Data records for software interfaces:
_ _ _

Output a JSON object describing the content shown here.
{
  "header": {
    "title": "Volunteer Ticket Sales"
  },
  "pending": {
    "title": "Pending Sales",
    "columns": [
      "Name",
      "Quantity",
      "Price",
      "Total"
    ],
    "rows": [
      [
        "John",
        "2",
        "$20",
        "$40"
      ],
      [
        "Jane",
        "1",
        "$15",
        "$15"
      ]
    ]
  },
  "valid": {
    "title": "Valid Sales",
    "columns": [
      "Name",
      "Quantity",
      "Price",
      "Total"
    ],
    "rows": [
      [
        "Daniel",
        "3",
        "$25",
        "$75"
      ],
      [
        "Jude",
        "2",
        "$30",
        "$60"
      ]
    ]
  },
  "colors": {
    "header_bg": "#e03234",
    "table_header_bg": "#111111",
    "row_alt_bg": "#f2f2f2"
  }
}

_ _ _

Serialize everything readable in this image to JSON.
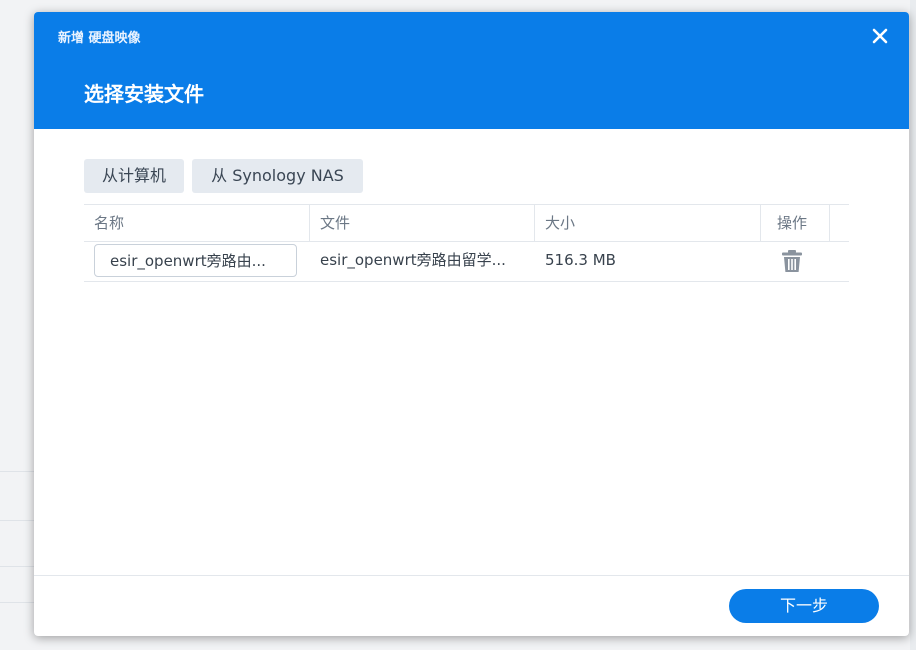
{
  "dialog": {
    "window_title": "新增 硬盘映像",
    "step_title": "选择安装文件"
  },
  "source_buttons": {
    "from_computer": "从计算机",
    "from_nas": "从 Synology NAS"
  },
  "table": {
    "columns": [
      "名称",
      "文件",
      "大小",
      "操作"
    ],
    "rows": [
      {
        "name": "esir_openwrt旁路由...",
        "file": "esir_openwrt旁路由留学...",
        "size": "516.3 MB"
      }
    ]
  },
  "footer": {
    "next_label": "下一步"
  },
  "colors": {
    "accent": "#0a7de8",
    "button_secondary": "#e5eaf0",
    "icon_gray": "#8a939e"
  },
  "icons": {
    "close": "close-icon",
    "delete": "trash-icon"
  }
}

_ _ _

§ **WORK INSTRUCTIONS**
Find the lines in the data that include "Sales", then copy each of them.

§ **TASK ANSWER**
    "title": "Volunteer Ticket Sales"
    "title": "Pending Sales",
    "title": "Valid Sales",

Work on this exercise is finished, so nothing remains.